Late last night, President Obama announced that Democrat and Republican leaders had agreed on a plan with Obama's approval to raise the debt ceiling. The plan would prevent any possible defaults that could occur on August 2 if the deal is not passed in Congress.

The plan is still subject to congressional approval, and many Democrats and Republicans are already speaking out against it. Check out a summary of the deal after the break, and let us know your thoughts in the comments.

By Noel Sheppard | August 1, 2011 | 9:09 AM EDT

New York Times columnist Paul Krugman is not happy with the deal Congress and the President apparently have agreed upon to end the debt ceiling impasse.

In his Monday piece, the Nobel laureate wrote, "[T]hose demanding spending cuts now are like medieval doctors who treated the sick by bleeding them":

By Mark Finkelstein | August 1, 2011 | 9:00 AM EDT

Barney Frank has to be the biggest sourpuss in Congress. The liberal representative from Massachusetts has made an art form out of ripping out his ear piece and abruptly ending an interview. This testy feller could pick a fight in a phone booth.

So Frank would be the last person you'd expect, in commenting on the debt ceiling deal, to break out a classic line from comedian Henny Youngman.  Yet that's exactly what Barney did on Morning Joe today, in explaining why he was supporting a bill that contains much he doesn't like.

View video after the jump.

By Jack Coleman | August 1, 2011 | 8:46 AM EDT

Remember how Al Sharpton was among the first black leaders to speak out in favor of Comcast's acquisition of NBC Universal?

My recollection of this was vague at best, tending as I do to dismiss nearly everything coming from Sharpton as insignificant, predictable or clownish.

Then after FCC approval of the merger back in January, Sharpton began appearing more often as a guest on MSNBC, a cable network subsidiary of NBC that performs yeoman's work in public relations for the Democratic wing of the Democratic Party.

A July 27 article at The Daily Beast by Wayne Barrett, "Sharpton's Affirmative-Action Win," asks whether Sharpton's expected new show on MSNBC is "payback" for supporting Comcast's merger with NBC Universal. Barrett's article leaves little doubt as to the answer.

By Brad Wilmouth | August 1, 2011 | 4:20 AM EDT

 During a commentary aired on CBS Sunday Morning, supposedly right-leaning actor and economist Ben Stein blamed the "folly of supply side economics" - singling out President George W. Bush’s tax cuts in addition to President Obama’s spending - for the current federal budget deficit. The CBS contributor also complained that some Republicans have an "inflexible belief" that "low taxes were an American birthright."

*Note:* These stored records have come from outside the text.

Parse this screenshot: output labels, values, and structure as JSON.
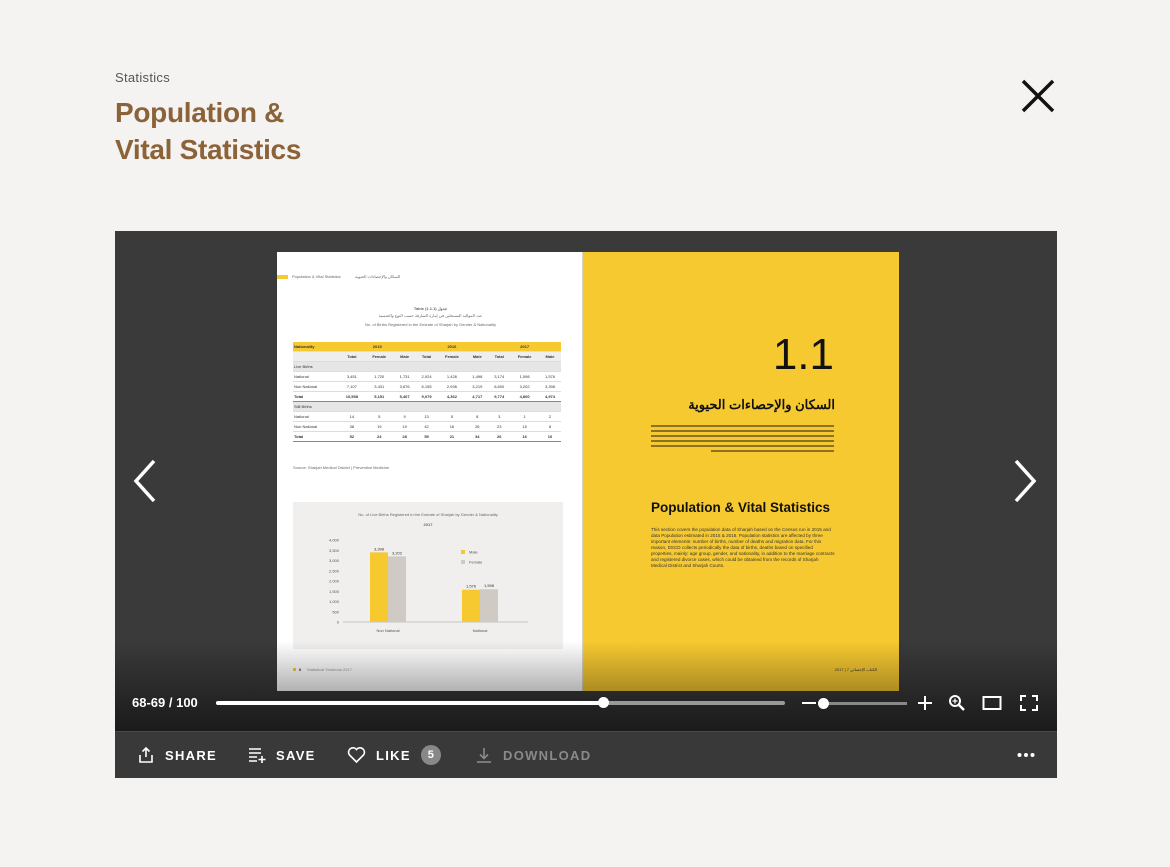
{
  "header": {
    "category": "Statistics",
    "title_line1": "Population &",
    "title_line2": "Vital Statistics"
  },
  "viewer": {
    "page_counter": "68-69 / 100",
    "progress": 0.68,
    "zoom_level": 0.0,
    "left_page": {
      "running_head": "Population & Vital Statistics",
      "running_head_ar": "السكان والإحصاءات الحيوية",
      "table_title": "Table (1.1.1) جدول",
      "table_title_ar": "عدد المواليد المسجلين في إمارة الشارقة حسب النوع والجنسية",
      "table_caption": "No. of Births Registered in the Emirate of Sharjah by Gender & Nationality",
      "table": {
        "years": [
          "2015",
          "2016",
          "2017"
        ],
        "rows": [
          {
            "label": "National",
            "values": [
              "3,451",
              "1,720",
              "1,731",
              "2,924",
              "1,426",
              "1,498",
              "3,174",
              "1,598",
              "1,576"
            ]
          },
          {
            "label": "Non National",
            "values": [
              "7,107",
              "3,431",
              "3,676",
              "6,155",
              "2,936",
              "3,219",
              "6,600",
              "3,202",
              "3,398"
            ]
          },
          {
            "label": "Total",
            "values": [
              "10,558",
              "5,151",
              "5,407",
              "9,079",
              "4,362",
              "4,717",
              "9,774",
              "4,800",
              "4,974"
            ]
          },
          {
            "label": "National",
            "values": [
              "14",
              "5",
              "9",
              "13",
              "5",
              "8",
              "3",
              "1",
              "2"
            ]
          },
          {
            "label": "Non National",
            "values": [
              "38",
              "19",
              "19",
              "42",
              "16",
              "26",
              "23",
              "15",
              "8"
            ]
          },
          {
            "label": "Total",
            "values": [
              "52",
              "24",
              "28",
              "55",
              "21",
              "34",
              "26",
              "16",
              "10"
            ]
          }
        ],
        "sections": [
          "Live Births",
          "Still Births"
        ]
      },
      "source": "Source: Sharjah Medical District | Preventive Medicine",
      "footer": "Statistical Yearbook 2017",
      "page_number": "6"
    },
    "right_page": {
      "section_number": "1.1",
      "title_ar": "السكان والإحصاءات الحيوية",
      "title_en": "Population & Vital Statistics",
      "body_en": "This section covers the population data of Sharjah based on the Census run in 2015 and data Population estimated in 2015 & 2016. Population statistics are affected by three important elements: number of births, number of deaths and migration data. For this reason, DSCD collects periodically the data of births, deaths based on specified properties, mainly: age group, gender, and nationality, in addition to the marriage contracts and registered divorce cases, which could be obtained from the records of Sharjah Medical District and Sharjah Courts.",
      "footer": "2017 | الكتاب الإحصائي",
      "page_number": "7"
    }
  },
  "chart_data": {
    "type": "bar",
    "title": "No. of Live Births Registered in the Emirate of Sharjah by Gender & Nationality",
    "subtitle": "2017",
    "categories": [
      "Non National",
      "National"
    ],
    "series": [
      {
        "name": "Male",
        "values": [
          3398,
          1576
        ],
        "color": "#f7c931"
      },
      {
        "name": "Female",
        "values": [
          3202,
          1598
        ],
        "color": "#cfcbc4"
      }
    ],
    "ylim": [
      0,
      4000
    ],
    "yticks": [
      "4,000",
      "3,500",
      "3,000",
      "2,500",
      "2,000",
      "1,500",
      "1,000",
      "500",
      "0"
    ],
    "data_labels": [
      "3,398",
      "3,202",
      "1,576",
      "1,598"
    ]
  },
  "controls": {
    "prev_icon": "chevron-left-icon",
    "next_icon": "chevron-right-icon"
  },
  "toolbar": {
    "share_label": "SHARE",
    "save_label": "SAVE",
    "like_label": "LIKE",
    "like_count": "5",
    "download_label": "DOWNLOAD"
  }
}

He also complained that the Tea Partiers "insisted on the basically impossible, an immediate cut in federal spending, large enough to balance the budget without tax increases. In this age of Medicare and Medicaid, two wars, massive federal debt, interest payments, staggering Social Security obligations, that was simply impossible."

By Noel Sheppard | August 1, 2011 | 1:33 AM EDT

George Will and Paul Krugman had another great debate Sunday about the role of government spending in stimulating the economy.

As the New York Times columnist predictably whined about the need for more federal spending not less, ABC's lone conservative said on "This Week," "It would be good to go to the electorate and have a Krugman election this time, saying: resolved, the government is too frugal - let's vote" (video follows with transcript and commentary):

By Brad Wilmouth | August 1, 2011 | 1:19 AM EDT

 On Saturday’s CBS Evening News, correspondent Nancy Cordes seemed to put the burden on Republicans of causing U.S. troops to wonder if they will be paid on time during the budget battle, as a clip of her was shown asked House Speaker John Boehner, "How can you even allow these soldiers to wonder whether they're going to get paid?"